┌──

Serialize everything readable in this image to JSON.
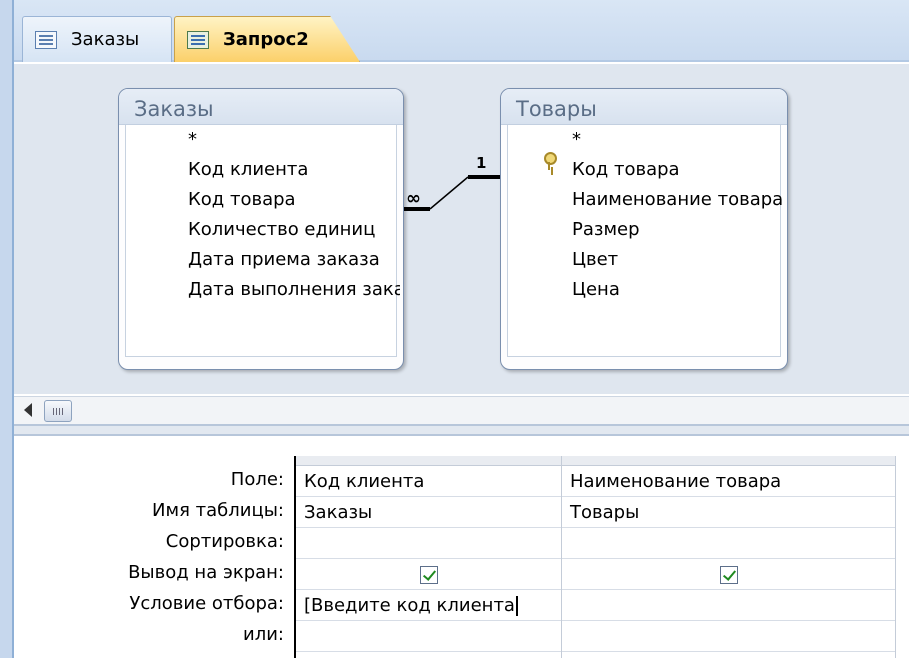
{
  "tabs": [
    {
      "label": "Заказы",
      "icon": "table-icon",
      "active": false
    },
    {
      "label": "Запрос2",
      "icon": "query-icon",
      "active": true
    }
  ],
  "tables": {
    "orders": {
      "title": "Заказы",
      "fields": [
        "*",
        "Код клиента",
        "Код товара",
        "Количество единиц",
        "Дата приема заказа",
        "Дата выполнения заказа"
      ]
    },
    "goods": {
      "title": "Товары",
      "fields": [
        "*",
        "Код товара",
        "Наименование товара",
        "Размер",
        "Цвет",
        "Цена"
      ],
      "primary_key_icon": "key-icon"
    }
  },
  "relation": {
    "many": "∞",
    "one": "1"
  },
  "grid": {
    "row_labels": [
      "Поле:",
      "Имя таблицы:",
      "Сортировка:",
      "Вывод на экран:",
      "Условие отбора:",
      "или:"
    ],
    "columns": [
      {
        "field": "Код клиента",
        "table": "Заказы",
        "sort": "",
        "show": true,
        "criteria": "[Введите код клиента",
        "or": ""
      },
      {
        "field": "Наименование товара",
        "table": "Товары",
        "sort": "",
        "show": true,
        "criteria": "",
        "or": ""
      }
    ]
  },
  "colors": {
    "active_tab": "#fbd06a",
    "design_background": "#dfe6ef",
    "checkmark": "#1f8a1f"
  }
}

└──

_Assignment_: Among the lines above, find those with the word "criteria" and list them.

_Written reply_:
        "criteria": "[Введите код клиента",
        "criteria": "",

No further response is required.